I don’t know… This doesn’t feel right…

SPAM isn’t all that bad

Where I look on the web, everyone is complaining about SPAM. “My Inbox is full of SPAM”, “I am lacking behind because of SPAM”, “My site was SPAMed” and stuff like that. I beileve that everything in the world has its good and bad sides. Such situation with SPAM when everyone is complaining about it is one-sided though. I believe there is some good to be found. Here is my small contribution.

Every time comments in my blog get SPAMed I feel good. You might think that I am such a pathetic loser that SPAM comments are the only kind that I get, but that’s not true. I am soon to celebrate a 1000th comment (that’s a hint by the way). The reason for my joy is my choice of software. Since I migrated to WordPress SPAM stopped bothering me. At all. When yet another script comes in and leaves two or three dozen comments about “online casino” or “morgage bonus” all over my posts, all I have to do is click on “Awaiting moderation” link in the administration interface, scroll down to the “Mark all as SPAM” link, click it, and than click “Moderate comments” button to submit my moderation. That’s it. It probably takes me less time to discard all of these comments than it takes that script to generate and post them. Fantastic!

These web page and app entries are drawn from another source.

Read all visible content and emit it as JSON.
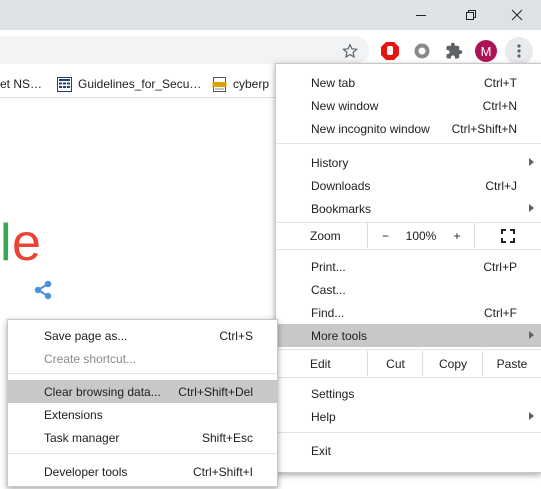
{
  "bookmarks": [
    {
      "label": "et NS…",
      "icon": "page-icon"
    },
    {
      "label": "Guidelines_for_Secu…",
      "icon": "document-grid-icon"
    },
    {
      "label": "cyberp",
      "icon": "pdf-icon"
    }
  ],
  "profile": {
    "initial": "M"
  },
  "logo": {
    "letters": [
      "l",
      "e"
    ],
    "colors": [
      "#34a853",
      "#ea4335"
    ]
  },
  "chrome_menu": {
    "group1": [
      {
        "label": "New tab",
        "shortcut": "Ctrl+T"
      },
      {
        "label": "New window",
        "shortcut": "Ctrl+N"
      },
      {
        "label": "New incognito window",
        "shortcut": "Ctrl+Shift+N"
      }
    ],
    "group2": [
      {
        "label": "History"
      },
      {
        "label": "Downloads",
        "shortcut": "Ctrl+J"
      },
      {
        "label": "Bookmarks"
      }
    ],
    "zoom": {
      "label": "Zoom",
      "minus": "−",
      "value": "100%",
      "plus": "+"
    },
    "group3": [
      {
        "label": "Print...",
        "shortcut": "Ctrl+P"
      },
      {
        "label": "Cast..."
      },
      {
        "label": "Find...",
        "shortcut": "Ctrl+F"
      },
      {
        "label": "More tools"
      }
    ],
    "edit": {
      "label": "Edit",
      "cut": "Cut",
      "copy": "Copy",
      "paste": "Paste"
    },
    "group4": [
      {
        "label": "Settings"
      },
      {
        "label": "Help"
      }
    ],
    "exit": {
      "label": "Exit"
    }
  },
  "more_tools_menu": {
    "items": [
      {
        "label": "Save page as...",
        "shortcut": "Ctrl+S"
      },
      {
        "label": "Create shortcut..."
      },
      {
        "label": "Clear browsing data...",
        "shortcut": "Ctrl+Shift+Del"
      },
      {
        "label": "Extensions"
      },
      {
        "label": "Task manager",
        "shortcut": "Shift+Esc"
      },
      {
        "label": "Developer tools",
        "shortcut": "Ctrl+Shift+I"
      }
    ]
  },
  "colors": {
    "titlebar": "#dee1e6",
    "highlight": "#c8c8c8",
    "share_icon": "#4a90e2"
  }
}
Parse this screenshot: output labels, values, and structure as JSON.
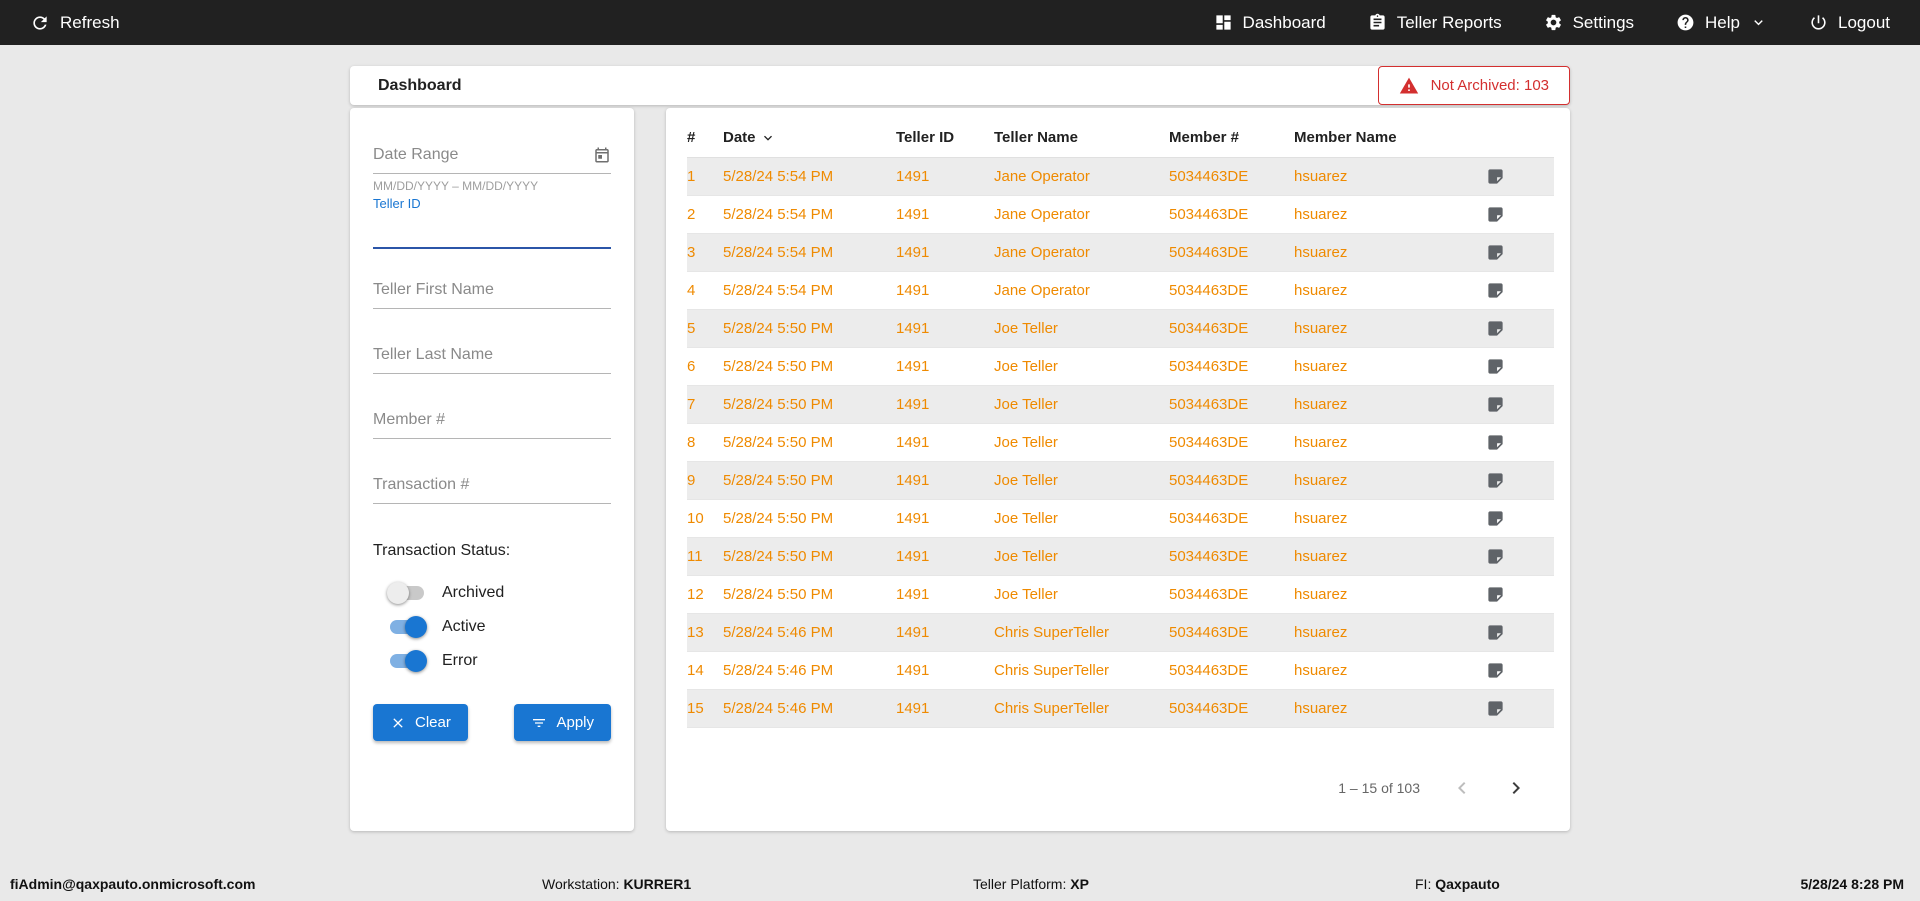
{
  "colors": {
    "accent": "#1976d2",
    "row_text": "#ef8a00",
    "alert": "#d32f2f",
    "topbar_bg": "#212121"
  },
  "topbar": {
    "refresh_label": "Refresh",
    "nav": [
      {
        "icon": "dashboard-icon",
        "label": "Dashboard"
      },
      {
        "icon": "teller-reports-icon",
        "label": "Teller Reports"
      },
      {
        "icon": "settings-gear-icon",
        "label": "Settings"
      },
      {
        "icon": "help-icon",
        "label": "Help",
        "has_dropdown": true
      },
      {
        "icon": "logout-power-icon",
        "label": "Logout"
      }
    ]
  },
  "header": {
    "title": "Dashboard",
    "not_archived_label": "Not Archived: 103"
  },
  "filters": {
    "date_range_placeholder": "Date Range",
    "date_hint": "MM/DD/YYYY – MM/DD/YYYY",
    "teller_id_label": "Teller ID",
    "teller_first_placeholder": "Teller First Name",
    "teller_last_placeholder": "Teller Last Name",
    "member_placeholder": "Member #",
    "transaction_placeholder": "Transaction #",
    "status_label": "Transaction Status:",
    "toggles": [
      {
        "label": "Archived",
        "on": false
      },
      {
        "label": "Active",
        "on": true
      },
      {
        "label": "Error",
        "on": true
      }
    ],
    "clear_label": "Clear",
    "apply_label": "Apply"
  },
  "table": {
    "columns": [
      "#",
      "Date",
      "Teller ID",
      "Teller Name",
      "Member #",
      "Member Name"
    ],
    "sort_column": "Date",
    "rows": [
      {
        "num": "1",
        "date": "5/28/24 5:54 PM",
        "teller_id": "1491",
        "teller_name": "Jane Operator",
        "member": "5034463DE",
        "member_name": "hsuarez"
      },
      {
        "num": "2",
        "date": "5/28/24 5:54 PM",
        "teller_id": "1491",
        "teller_name": "Jane Operator",
        "member": "5034463DE",
        "member_name": "hsuarez"
      },
      {
        "num": "3",
        "date": "5/28/24 5:54 PM",
        "teller_id": "1491",
        "teller_name": "Jane Operator",
        "member": "5034463DE",
        "member_name": "hsuarez"
      },
      {
        "num": "4",
        "date": "5/28/24 5:54 PM",
        "teller_id": "1491",
        "teller_name": "Jane Operator",
        "member": "5034463DE",
        "member_name": "hsuarez"
      },
      {
        "num": "5",
        "date": "5/28/24 5:50 PM",
        "teller_id": "1491",
        "teller_name": "Joe Teller",
        "member": "5034463DE",
        "member_name": "hsuarez"
      },
      {
        "num": "6",
        "date": "5/28/24 5:50 PM",
        "teller_id": "1491",
        "teller_name": "Joe Teller",
        "member": "5034463DE",
        "member_name": "hsuarez"
      },
      {
        "num": "7",
        "date": "5/28/24 5:50 PM",
        "teller_id": "1491",
        "teller_name": "Joe Teller",
        "member": "5034463DE",
        "member_name": "hsuarez"
      },
      {
        "num": "8",
        "date": "5/28/24 5:50 PM",
        "teller_id": "1491",
        "teller_name": "Joe Teller",
        "member": "5034463DE",
        "member_name": "hsuarez"
      },
      {
        "num": "9",
        "date": "5/28/24 5:50 PM",
        "teller_id": "1491",
        "teller_name": "Joe Teller",
        "member": "5034463DE",
        "member_name": "hsuarez"
      },
      {
        "num": "10",
        "date": "5/28/24 5:50 PM",
        "teller_id": "1491",
        "teller_name": "Joe Teller",
        "member": "5034463DE",
        "member_name": "hsuarez"
      },
      {
        "num": "11",
        "date": "5/28/24 5:50 PM",
        "teller_id": "1491",
        "teller_name": "Joe Teller",
        "member": "5034463DE",
        "member_name": "hsuarez"
      },
      {
        "num": "12",
        "date": "5/28/24 5:50 PM",
        "teller_id": "1491",
        "teller_name": "Joe Teller",
        "member": "5034463DE",
        "member_name": "hsuarez"
      },
      {
        "num": "13",
        "date": "5/28/24 5:46 PM",
        "teller_id": "1491",
        "teller_name": "Chris SuperTeller",
        "member": "5034463DE",
        "member_name": "hsuarez"
      },
      {
        "num": "14",
        "date": "5/28/24 5:46 PM",
        "teller_id": "1491",
        "teller_name": "Chris SuperTeller",
        "member": "5034463DE",
        "member_name": "hsuarez"
      },
      {
        "num": "15",
        "date": "5/28/24 5:46 PM",
        "teller_id": "1491",
        "teller_name": "Chris SuperTeller",
        "member": "5034463DE",
        "member_name": "hsuarez"
      }
    ],
    "pagination": {
      "range_label": "1 – 15 of 103"
    }
  },
  "footer": {
    "user": "fiAdmin@qaxpauto.onmicrosoft.com",
    "workstation_label": "Workstation:",
    "workstation_value": "KURRER1",
    "platform_label": "Teller Platform:",
    "platform_value": "XP",
    "fi_label": "FI:",
    "fi_value": "Qaxpauto",
    "datetime": "5/28/24 8:28 PM"
  }
}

But my blog SPAM is not the only kind that provides me with good mood. Occasionally, a SPAM message would get through my anti-SPAM software that protects my mailbox. Since these are usually singular messages which are easy to identify and delete, I can afford some time to look inside. More often than not they are pretty funny. Consider this one from today.

Date: Sat, 9 Jul 2005 09:01:08 -0700
Subject: Your password has been successfully updated

[-- Attachment #1 --]
[-- Type: text/html, Encoding: 7bit, Size: 0.5K --]

   Dear user leonid,

   You have successfully updated the password of 
   your Mamchenkov account.

   If you did not authorize this change or if you 
   need assistance with your account, please 
   contact Mamchenkov customer service at:

   Thank you for using Mamchenkov!
   The Mamchenkov Support Team

   +++ Attachment: No Virus (Clean)
   +++ Mamchenkov Antivirus -

[-- Attachment #2: --]

Isn’t it funny? First of all, I am the administrator of domain and all services related to it. So I know that this is crap even before I finish reading the Subject line. Oh, wait. I actually know that this is crap even before I finish reading the From email address, because, guess what, there is no such email as And, of course, there is no such thing as “The Mamchenkov Support Team”. Or “Mamchenkov Antivirus”. That all is just pure fun! It’s like I would be trying to convince you that you are not you, but that I am you, although I am obviously not. :)

Now that I am thinking about it, I was wrong saying that the Web remembers only the bad stuff about SPAM. There was a lot of laughter on that Slashdot story about some African cosmonaut left on the orbit. And there was this poetry project that was using phrases from the SPAM messages composed into poems.

What’s your SPAM fun story?